With the mild wind, with the first rain showers
the alder bark swells, and pale green
colors the bushes.
And by the brooks, by the sudden sprung black ditches running with foaming cold snow water, 

in the pits, in wet underbrush,
in pools of water –
the pussy willows begin to bleach and yellow.
In the air a cool dampness, the smell of frost and wind,
but soon the water in the ditches will drain, the pastures will dry, and by the rivers, in the ditches, in wet bogs
will spring up clusters of yellow marsh marigolds.
The whole yard smells: of new buds,
boards stacked in the sun,
light frost – and gutted potato pits,
the smell of fresh new grass.
And the faintest breeze brings from the bushes
the smell of alder and juniper,
and smell of fresh buds, catkins and leaves;
and from the fields – the smell of fresh water,
of drying meadows, foamy crusts,
the first coltsfoot, swallowwort, dandelion,
the smell of flooded ponds, the sun’s warmth, and the last
of the dirty snow lying in the loamy ditches.
And when from the bushes yellow with golden catkins
drifts the first whistling on alder bark fifes,
– gentle tapping with a knife-handle –
ah, now really the winter won’t come back – now it is spring!

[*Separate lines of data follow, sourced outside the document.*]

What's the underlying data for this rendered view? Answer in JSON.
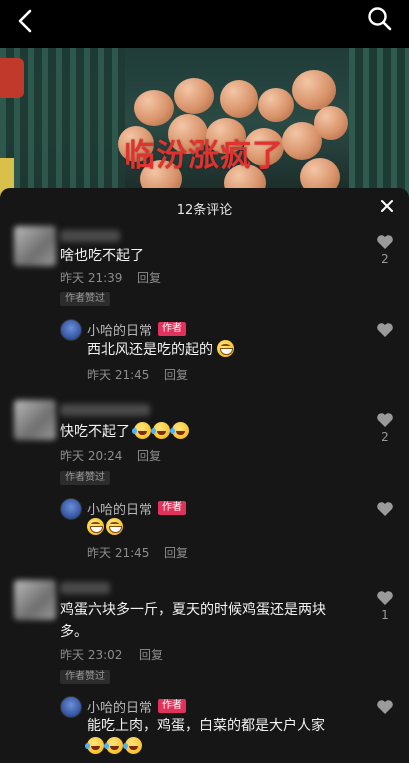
{
  "video": {
    "caption": "临汾涨疯了"
  },
  "panel": {
    "title": "12条评论"
  },
  "comments": [
    {
      "text": "啥也吃不起了",
      "time": "昨天 21:39",
      "reply_label": "回复",
      "liked_tag": "作者赞过",
      "likes": "2"
    },
    {
      "text": "快吃不起了",
      "emojis": [
        "laugh-cry-emoji",
        "laugh-cry-emoji",
        "laugh-cry-emoji"
      ],
      "time": "昨天 20:24",
      "reply_label": "回复",
      "liked_tag": "作者赞过",
      "likes": "2"
    },
    {
      "text_line1": "鸡蛋六块多一斤，夏天的时候鸡蛋还是两块",
      "text_line2": "多。",
      "time": "昨天 23:02",
      "reply_label": "回复",
      "liked_tag": "作者赞过",
      "likes": "1"
    }
  ],
  "replies": [
    {
      "author": "小哈的日常",
      "badge": "作者",
      "text": "西北风还是吃的起的",
      "emojis": [
        "grin-emoji"
      ],
      "time": "昨天 21:45",
      "reply_label": "回复"
    },
    {
      "author": "小哈的日常",
      "badge": "作者",
      "text": "",
      "emojis": [
        "grin-emoji",
        "grin-emoji"
      ],
      "time": "昨天 21:45",
      "reply_label": "回复"
    },
    {
      "author": "小哈的日常",
      "badge": "作者",
      "text": "能吃上肉，鸡蛋，白菜的都是大户人家",
      "emojis": [
        "laugh-cry-emoji",
        "laugh-cry-emoji",
        "laugh-cry-emoji"
      ]
    }
  ],
  "icons": {
    "back": "chevron-left-icon",
    "search": "search-icon",
    "close": "close-icon",
    "like": "heart-icon"
  },
  "colors": {
    "panel_bg": "#161616",
    "caption_red": "#e0322f",
    "author_badge": "#e0325a"
  }
}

JONAS MEKAS, HOW SWEET THE SMELL OF SPRING
Courtesy of the estate of Jonas Mekas (1922–2019)

Right: Hanna Hur “Fever ii” 2017 watercolor, china marker and color pencil on linen 30 x 40”

“Again today I watched you leave and tried to follow. Found nothing but darkness in your wake. Granulated by your absence like a lover newly acquainted, now I only hope you’ll stop by again tomorrow. Fruitless is to chase you, somehow you always wind up at my back, Dawn’s fingers waltzing over my shoulders onto my breast. Neck of a crane, these swollen eyes are pried open. Why do you demand my pivot? that I remain dancing circles for you? Why mock the path straight and narrow, it’s been many times I’ve practiced this dance so, why, over? again I dream that I follow you, beyond the edge into the unknown. On a pathway where the light never escapes me, not over the horizon’s selfish ambit, out of view. We could see this as progress, no? I do like to keep moving, I do have trouble staying any one way for too long. I’ve always fought reliance on habituation, cycles are suspects in the transgression of living just once. Oh yes I’m being dramatic as always but it’s a recipe of your making. Could we not just learn to talk like adults about this? Then you’d say to me, “in the endless pursuit of this imagined, faultless life, you may waste so much time running, breathlessly, trying to catch me, that you’ll never sit long enough to know the pleasure of a butterfly picking you as its place to land.” It is a lesson of circuits: energy produced in a self-reliant loop that seldom tires of itself. I remember now that restlessness is exactly what destines Orpheus to a heart full of darkness both by night and day. That is, it is not you who spites me, but myself. You watch from behind, the choreography of how I dance thru darkness to find light. With a face to the moon, I bend towards you, sun.”

KATE KOLBERG, A SUN CARD REVERSED IS STILL A SUN CARD
Jana Sterbak, “Distraction” 1992 C print 19 3/10 x 14 1/5” (framed) Edition 13 of 15
Laurie Kang, “Carrier (Worm)” 2018 stainless steel mixing bowl, pigmented silicone, cast aluminum, powermesh 19 x 19 x 5.5”
Background: Darby Milbrath, “Milkmaid” 2016 oil and natural pigments on linen 16 x 18 x 1”, “Still life with Trilliums and Maple Leaves” 2018 oil on canvas 14 x 16 x 1”.
Foreground: Trevor Mahovsky & Rhonda Weppler, “The Known Universe” 2017 pigmented polymerized gypsum, epoxy, steel, cheesecloth 198 x 133.5 x 53.5 cm
Walter Scott, “Tanya Dognelly” 2017 colored pencil, grease pencil 14 x 17” (framed)